Segment Open
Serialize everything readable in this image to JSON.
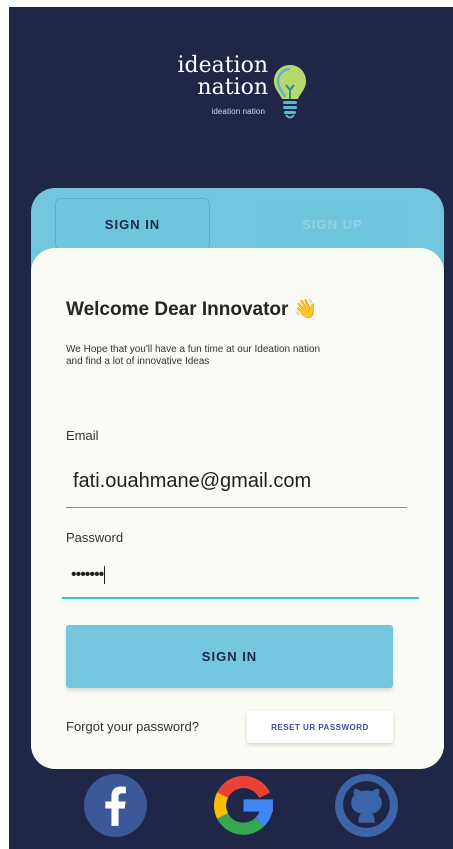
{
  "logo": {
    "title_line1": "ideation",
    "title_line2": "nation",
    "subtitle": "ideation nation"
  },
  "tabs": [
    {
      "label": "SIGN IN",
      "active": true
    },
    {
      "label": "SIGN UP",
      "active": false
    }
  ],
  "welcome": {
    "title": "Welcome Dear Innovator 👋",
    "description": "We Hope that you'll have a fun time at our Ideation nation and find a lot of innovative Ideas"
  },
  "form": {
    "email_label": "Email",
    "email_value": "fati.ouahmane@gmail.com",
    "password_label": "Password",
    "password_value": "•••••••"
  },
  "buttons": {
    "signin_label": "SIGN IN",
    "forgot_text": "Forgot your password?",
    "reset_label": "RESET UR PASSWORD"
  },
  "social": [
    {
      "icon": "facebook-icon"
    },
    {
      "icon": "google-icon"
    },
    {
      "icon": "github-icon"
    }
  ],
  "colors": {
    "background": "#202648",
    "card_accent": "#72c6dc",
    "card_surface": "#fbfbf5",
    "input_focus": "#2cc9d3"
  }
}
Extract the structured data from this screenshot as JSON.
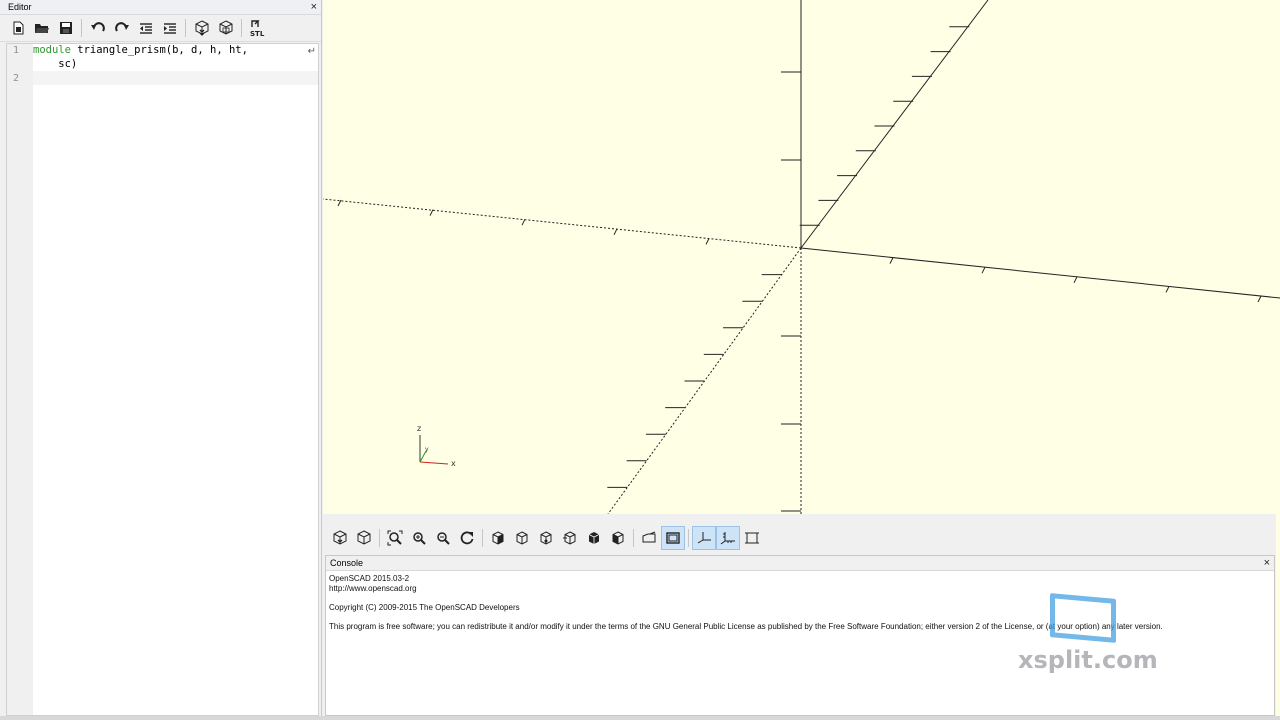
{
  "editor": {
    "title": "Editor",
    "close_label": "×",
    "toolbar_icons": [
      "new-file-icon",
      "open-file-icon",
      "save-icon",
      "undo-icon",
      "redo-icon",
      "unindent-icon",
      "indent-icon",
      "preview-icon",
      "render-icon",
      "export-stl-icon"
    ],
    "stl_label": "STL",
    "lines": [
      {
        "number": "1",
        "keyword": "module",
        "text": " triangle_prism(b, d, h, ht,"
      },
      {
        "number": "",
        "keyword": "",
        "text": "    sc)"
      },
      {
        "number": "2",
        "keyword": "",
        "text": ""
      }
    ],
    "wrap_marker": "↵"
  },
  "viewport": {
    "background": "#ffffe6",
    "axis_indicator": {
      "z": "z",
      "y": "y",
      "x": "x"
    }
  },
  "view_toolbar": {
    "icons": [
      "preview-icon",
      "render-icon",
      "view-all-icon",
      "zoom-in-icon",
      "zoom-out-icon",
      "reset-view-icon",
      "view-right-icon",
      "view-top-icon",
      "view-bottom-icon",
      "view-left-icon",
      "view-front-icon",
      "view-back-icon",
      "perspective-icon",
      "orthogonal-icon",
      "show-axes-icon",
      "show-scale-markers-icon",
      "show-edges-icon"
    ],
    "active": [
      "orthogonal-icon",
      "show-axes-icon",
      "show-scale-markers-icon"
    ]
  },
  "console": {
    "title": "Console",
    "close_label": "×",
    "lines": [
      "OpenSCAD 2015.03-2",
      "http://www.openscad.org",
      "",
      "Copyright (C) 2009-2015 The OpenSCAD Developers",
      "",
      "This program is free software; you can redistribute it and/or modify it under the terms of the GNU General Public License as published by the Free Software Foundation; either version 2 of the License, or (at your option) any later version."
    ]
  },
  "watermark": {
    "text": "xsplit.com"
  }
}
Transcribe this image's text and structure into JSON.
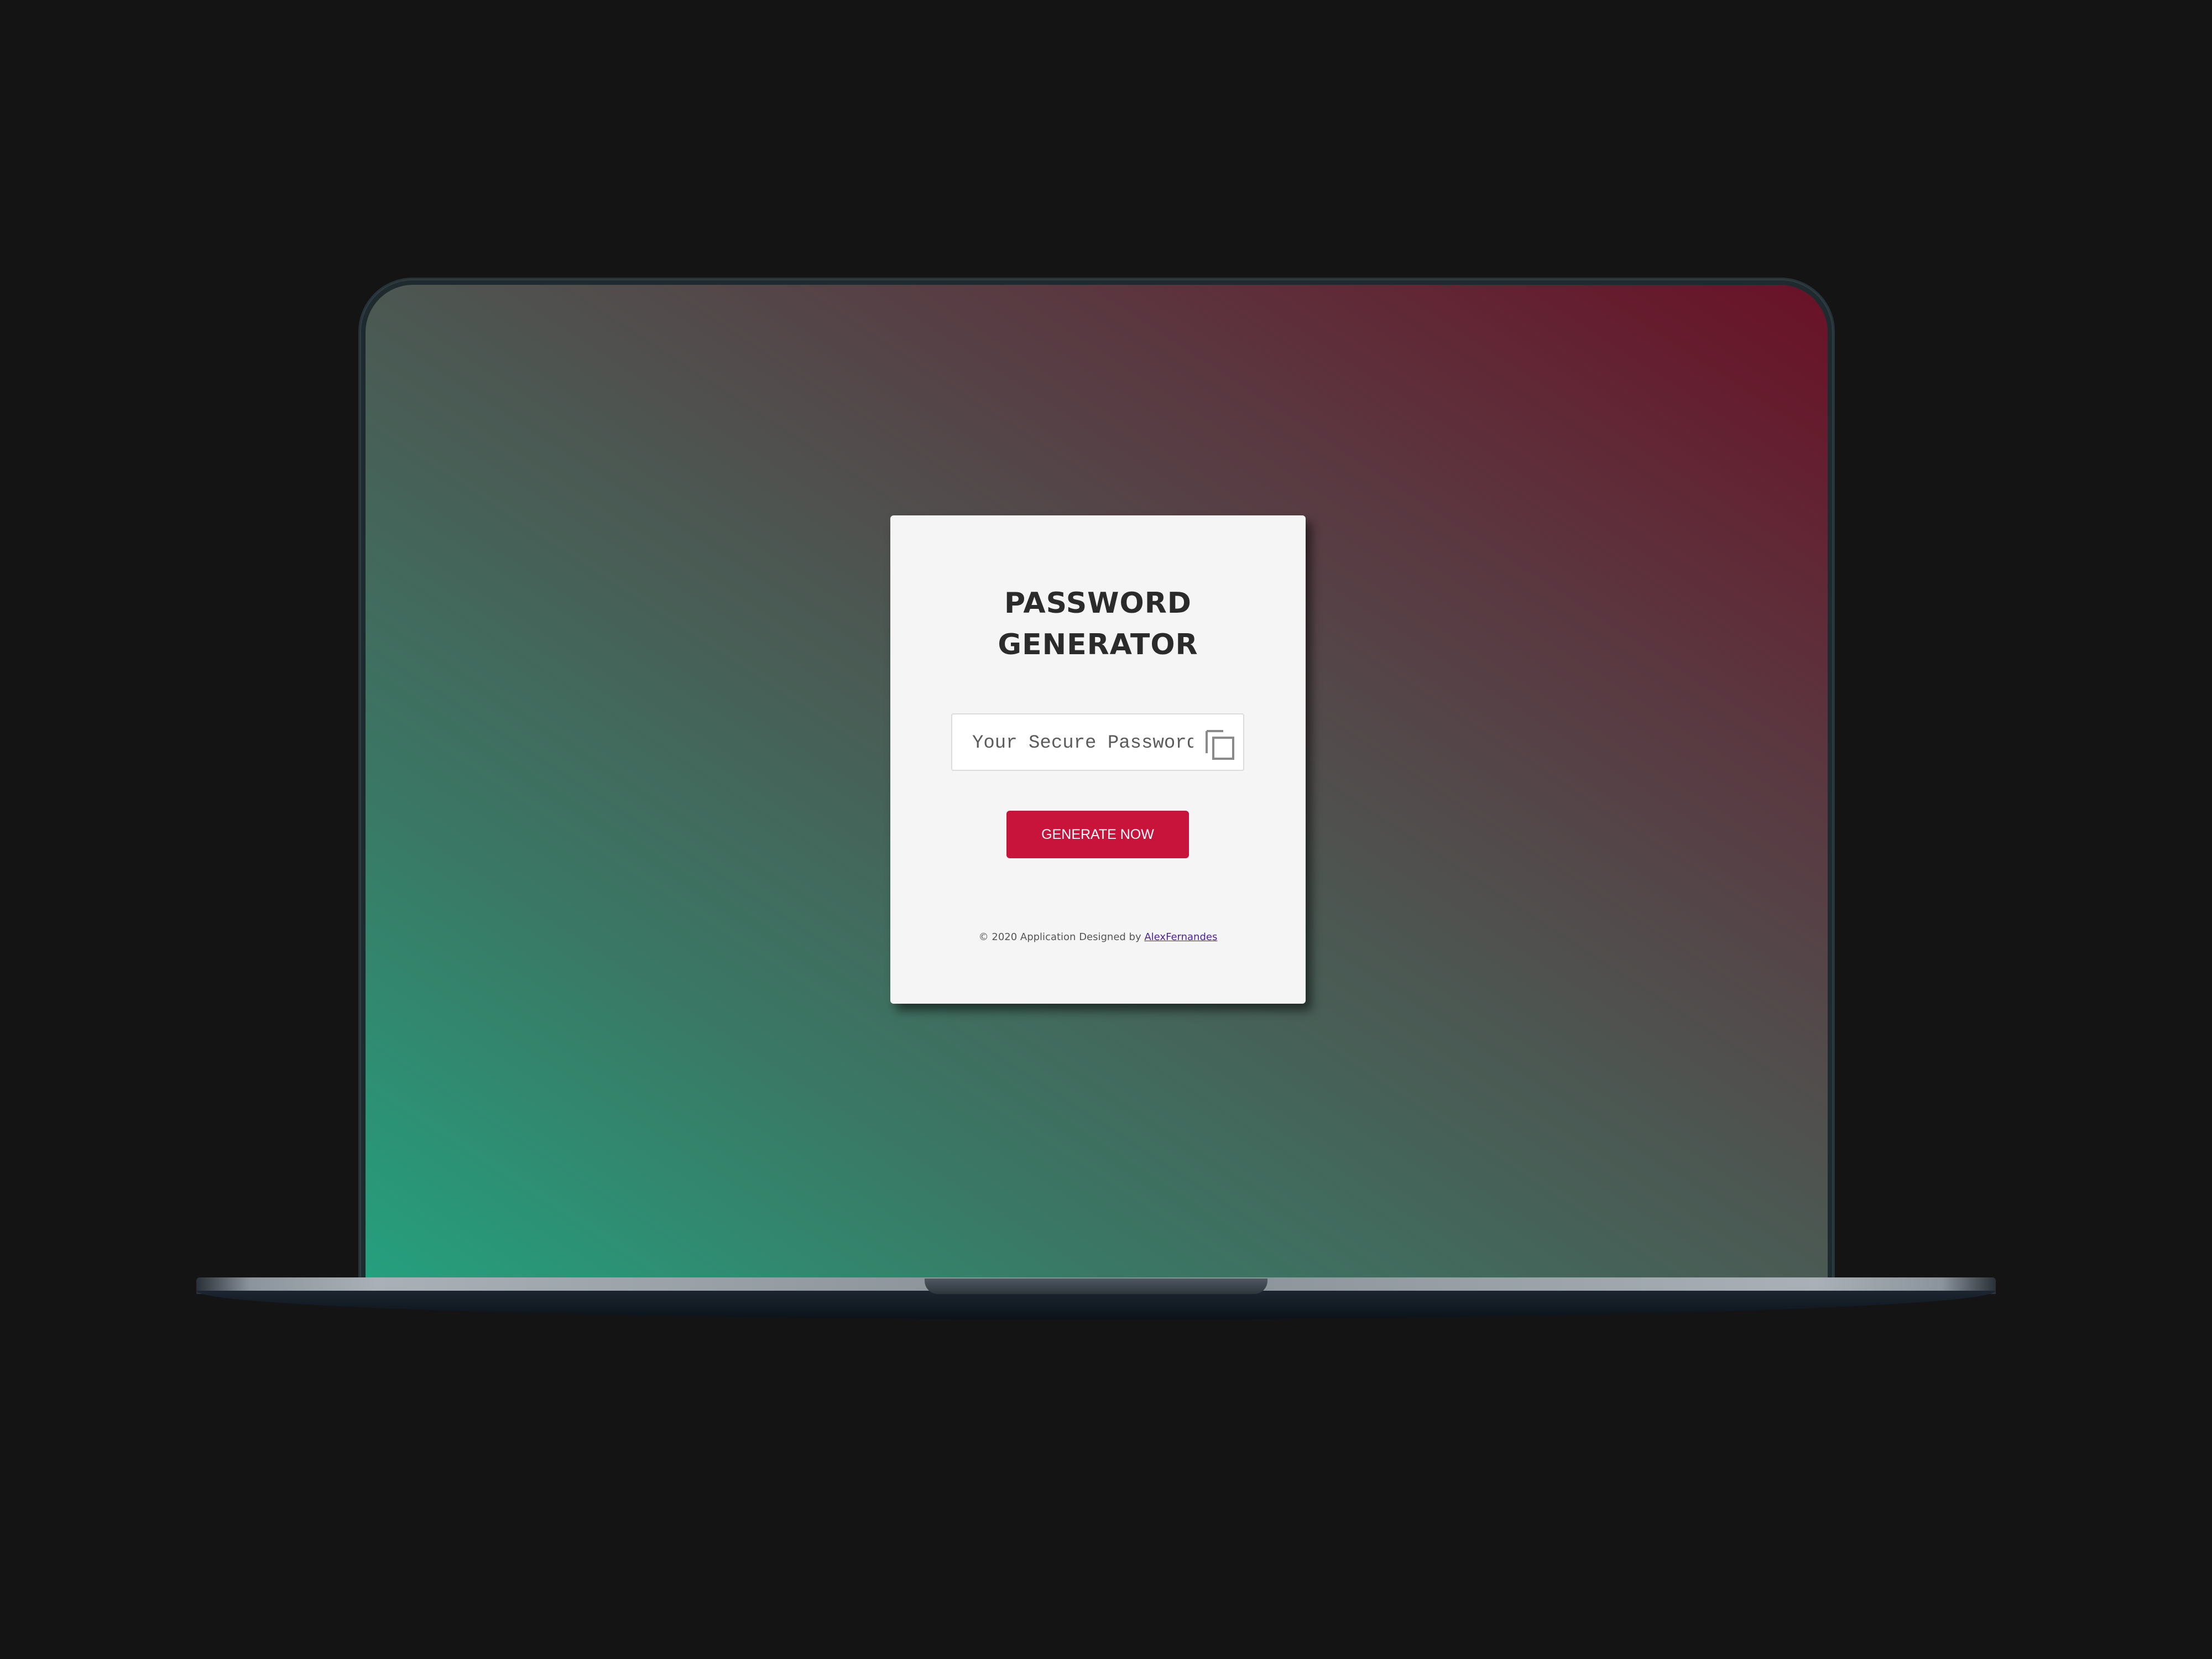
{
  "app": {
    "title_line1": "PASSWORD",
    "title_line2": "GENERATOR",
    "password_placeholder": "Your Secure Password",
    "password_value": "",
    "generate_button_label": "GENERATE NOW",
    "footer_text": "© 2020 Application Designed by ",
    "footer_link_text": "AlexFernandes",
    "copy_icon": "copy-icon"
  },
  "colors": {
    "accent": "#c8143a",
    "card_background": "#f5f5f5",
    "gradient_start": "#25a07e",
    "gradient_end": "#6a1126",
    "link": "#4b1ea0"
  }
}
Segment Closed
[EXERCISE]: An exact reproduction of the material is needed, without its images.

[RESPONSE AREA]:
Serialize everything readable in this image to JSON.
{
  "logo": {
    "title_line1": "ideation",
    "title_line2": "nation",
    "subtitle": "ideation nation"
  },
  "tabs": [
    {
      "label": "SIGN IN",
      "active": true
    },
    {
      "label": "SIGN UP",
      "active": false
    }
  ],
  "welcome": {
    "title": "Welcome Dear Innovator 👋",
    "description": "We Hope that you'll have a fun time at our Ideation nation and find a lot of innovative Ideas"
  },
  "form": {
    "email_label": "Email",
    "email_value": "fati.ouahmane@gmail.com",
    "password_label": "Password",
    "password_value": "•••••••"
  },
  "buttons": {
    "signin_label": "SIGN IN",
    "forgot_text": "Forgot your password?",
    "reset_label": "RESET UR PASSWORD"
  },
  "social": [
    {
      "icon": "facebook-icon"
    },
    {
      "icon": "google-icon"
    },
    {
      "icon": "github-icon"
    }
  ],
  "colors": {
    "background": "#202648",
    "card_accent": "#72c6dc",
    "card_surface": "#fbfbf5",
    "input_focus": "#2cc9d3"
  }
}
Extract the structured data from this screenshot as JSON.
{
  "editor": {
    "title": "Editor",
    "close_label": "×",
    "toolbar_icons": [
      "new-file-icon",
      "open-file-icon",
      "save-icon",
      "undo-icon",
      "redo-icon",
      "unindent-icon",
      "indent-icon",
      "preview-icon",
      "render-icon",
      "export-stl-icon"
    ],
    "stl_label": "STL",
    "lines": [
      {
        "number": "1",
        "keyword": "module",
        "text": " triangle_prism(b, d, h, ht,"
      },
      {
        "number": "",
        "keyword": "",
        "text": "    sc)"
      },
      {
        "number": "2",
        "keyword": "",
        "text": ""
      }
    ],
    "wrap_marker": "↵"
  },
  "viewport": {
    "background": "#ffffe6",
    "axis_indicator": {
      "z": "z",
      "y": "y",
      "x": "x"
    }
  },
  "view_toolbar": {
    "icons": [
      "preview-icon",
      "render-icon",
      "view-all-icon",
      "zoom-in-icon",
      "zoom-out-icon",
      "reset-view-icon",
      "view-right-icon",
      "view-top-icon",
      "view-bottom-icon",
      "view-left-icon",
      "view-front-icon",
      "view-back-icon",
      "perspective-icon",
      "orthogonal-icon",
      "show-axes-icon",
      "show-scale-markers-icon",
      "show-edges-icon"
    ],
    "active": [
      "orthogonal-icon",
      "show-axes-icon",
      "show-scale-markers-icon"
    ]
  },
  "console": {
    "title": "Console",
    "close_label": "×",
    "lines": [
      "OpenSCAD 2015.03-2",
      "http://www.openscad.org",
      "",
      "Copyright (C) 2009-2015 The OpenSCAD Developers",
      "",
      "This program is free software; you can redistribute it and/or modify it under the terms of the GNU General Public License as published by the Free Software Foundation; either version 2 of the License, or (at your option) any later version."
    ]
  },
  "watermark": {
    "text": "xsplit.com"
  }
}
Transcribe this image's text and structure into JSON.
{
  "app": {
    "title_line1": "PASSWORD",
    "title_line2": "GENERATOR",
    "password_placeholder": "Your Secure Password",
    "password_value": "",
    "generate_button_label": "GENERATE NOW",
    "footer_text": "© 2020 Application Designed by ",
    "footer_link_text": "AlexFernandes",
    "copy_icon": "copy-icon"
  },
  "colors": {
    "accent": "#c8143a",
    "card_background": "#f5f5f5",
    "gradient_start": "#25a07e",
    "gradient_end": "#6a1126",
    "link": "#4b1ea0"
  }
}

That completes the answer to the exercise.